▽

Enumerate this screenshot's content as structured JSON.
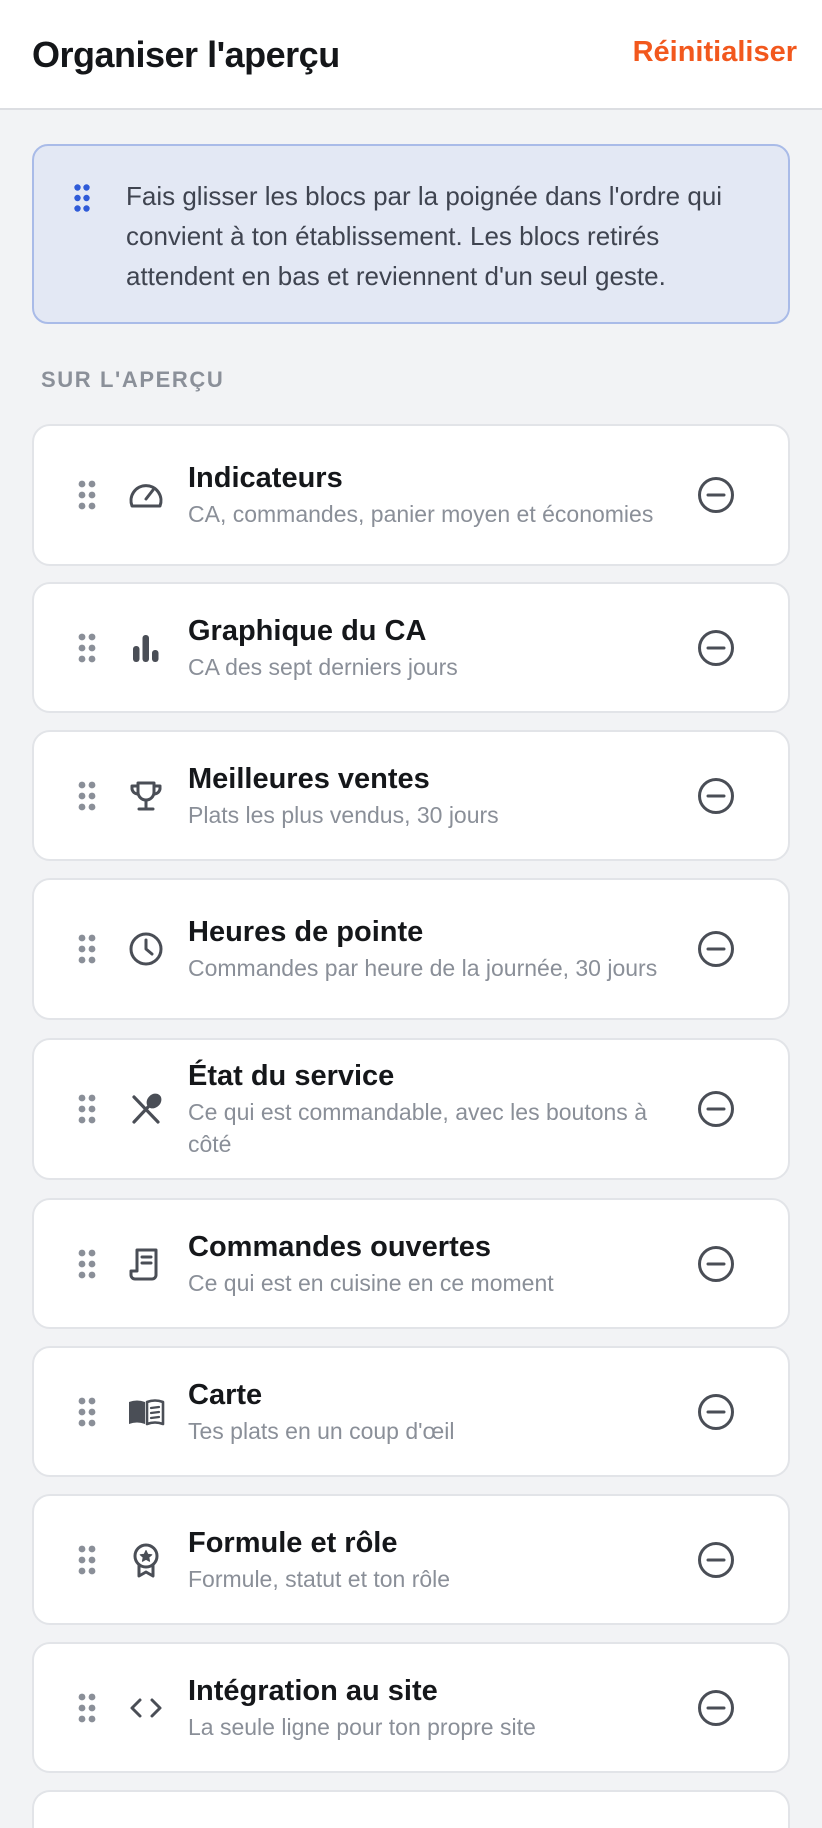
{
  "header": {
    "title": "Organiser l'aperçu",
    "reset_label": "Réinitialiser"
  },
  "info": {
    "text": "Fais glisser les blocs par la poignée dans l'ordre qui convient à ton établissement. Les blocs retirés attendent en bas et reviennent d'un seul geste."
  },
  "section": {
    "label": "SUR L'APERÇU"
  },
  "blocks": [
    {
      "title": "Indicateurs",
      "subtitle": "CA, commandes, panier moyen et économies",
      "icon": "gauge-icon"
    },
    {
      "title": "Graphique du CA",
      "subtitle": "CA des sept derniers jours",
      "icon": "bar-chart-icon"
    },
    {
      "title": "Meilleures ventes",
      "subtitle": "Plats les plus vendus, 30 jours",
      "icon": "trophy-icon"
    },
    {
      "title": "Heures de pointe",
      "subtitle": "Commandes par heure de la journée, 30 jours",
      "icon": "clock-icon"
    },
    {
      "title": "État du service",
      "subtitle": "Ce qui est commandable, avec les boutons à côté",
      "icon": "utensils-icon"
    },
    {
      "title": "Commandes ouvertes",
      "subtitle": "Ce qui est en cuisine en ce moment",
      "icon": "receipt-icon"
    },
    {
      "title": "Carte",
      "subtitle": "Tes plats en un coup d'œil",
      "icon": "menu-book-icon"
    },
    {
      "title": "Formule et rôle",
      "subtitle": "Formule, statut et ton rôle",
      "icon": "badge-icon"
    },
    {
      "title": "Intégration au site",
      "subtitle": "La seule ligne pour ton propre site",
      "icon": "code-icon"
    }
  ],
  "colors": {
    "accent": "#f2581d",
    "info_bg": "#e3e8f4",
    "info_border": "#a9bbe8",
    "grip_blue": "#2f5bd8",
    "icon_gray": "#4a4e56",
    "handle_gray": "#8a8f98"
  }
}
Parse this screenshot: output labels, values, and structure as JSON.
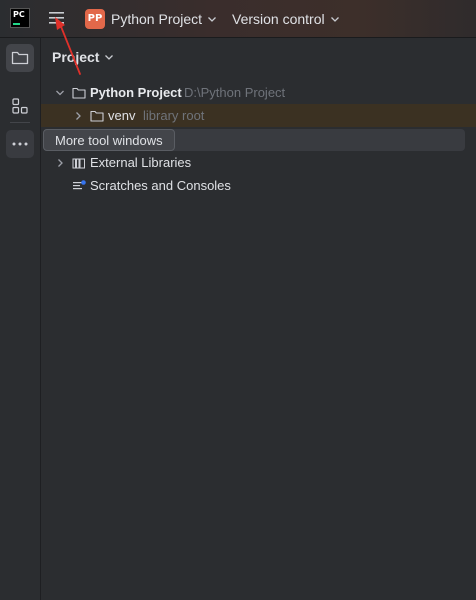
{
  "app": {
    "logo_text": "PC",
    "accent_color": "#21d789"
  },
  "titlebar": {
    "project_badge": "PP",
    "project_badge_color": "#e2684a",
    "project_name": "Python Project",
    "vcs_label": "Version control"
  },
  "stripe": {
    "items": [
      {
        "name": "project",
        "icon": "folder-icon",
        "active": true
      },
      {
        "name": "structure",
        "icon": "structure-icon"
      },
      {
        "name": "more",
        "icon": "more-icon"
      }
    ]
  },
  "panel": {
    "title": "Project",
    "tree": [
      {
        "label": "Python Project",
        "path": "D:\\Python Project",
        "expanded": true
      },
      {
        "label": "venv",
        "hint": "library root",
        "expanded": false
      },
      {
        "label": "External Libraries",
        "expanded": false
      },
      {
        "label": "Scratches and Consoles"
      }
    ]
  },
  "tooltip": {
    "text": "More tool windows"
  },
  "annotation": {
    "color": "#e0302a"
  }
}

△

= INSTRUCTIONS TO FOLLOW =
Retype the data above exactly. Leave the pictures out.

= RESULT =
Enumerate this screenshot's content as structured JSON.
{
  "header": {
    "title": "Organiser l'aperçu",
    "reset_label": "Réinitialiser"
  },
  "info": {
    "text": "Fais glisser les blocs par la poignée dans l'ordre qui convient à ton établissement. Les blocs retirés attendent en bas et reviennent d'un seul geste."
  },
  "section": {
    "label": "SUR L'APERÇU"
  },
  "blocks": [
    {
      "title": "Indicateurs",
      "subtitle": "CA, commandes, panier moyen et économies",
      "icon": "gauge-icon"
    },
    {
      "title": "Graphique du CA",
      "subtitle": "CA des sept derniers jours",
      "icon": "bar-chart-icon"
    },
    {
      "title": "Meilleures ventes",
      "subtitle": "Plats les plus vendus, 30 jours",
      "icon": "trophy-icon"
    },
    {
      "title": "Heures de pointe",
      "subtitle": "Commandes par heure de la journée, 30 jours",
      "icon": "clock-icon"
    },
    {
      "title": "État du service",
      "subtitle": "Ce qui est commandable, avec les boutons à côté",
      "icon": "utensils-icon"
    },
    {
      "title": "Commandes ouvertes",
      "subtitle": "Ce qui est en cuisine en ce moment",
      "icon": "receipt-icon"
    },
    {
      "title": "Carte",
      "subtitle": "Tes plats en un coup d'œil",
      "icon": "menu-book-icon"
    },
    {
      "title": "Formule et rôle",
      "subtitle": "Formule, statut et ton rôle",
      "icon": "badge-icon"
    },
    {
      "title": "Intégration au site",
      "subtitle": "La seule ligne pour ton propre site",
      "icon": "code-icon"
    }
  ],
  "colors": {
    "accent": "#f2581d",
    "info_bg": "#e3e8f4",
    "info_border": "#a9bbe8",
    "grip_blue": "#2f5bd8",
    "icon_gray": "#4a4e56",
    "handle_gray": "#8a8f98"
  }
}
Parse this screenshot: output labels, values, and structure as JSON.
{
  "app": {
    "logo_text": "PC",
    "accent_color": "#21d789"
  },
  "titlebar": {
    "project_badge": "PP",
    "project_badge_color": "#e2684a",
    "project_name": "Python Project",
    "vcs_label": "Version control"
  },
  "stripe": {
    "items": [
      {
        "name": "project",
        "icon": "folder-icon",
        "active": true
      },
      {
        "name": "structure",
        "icon": "structure-icon"
      },
      {
        "name": "more",
        "icon": "more-icon"
      }
    ]
  },
  "panel": {
    "title": "Project",
    "tree": [
      {
        "label": "Python Project",
        "path": "D:\\Python Project",
        "expanded": true
      },
      {
        "label": "venv",
        "hint": "library root",
        "expanded": false
      },
      {
        "label": "External Libraries",
        "expanded": false
      },
      {
        "label": "Scratches and Consoles"
      }
    ]
  },
  "tooltip": {
    "text": "More tool windows"
  },
  "annotation": {
    "color": "#e0302a"
  }
}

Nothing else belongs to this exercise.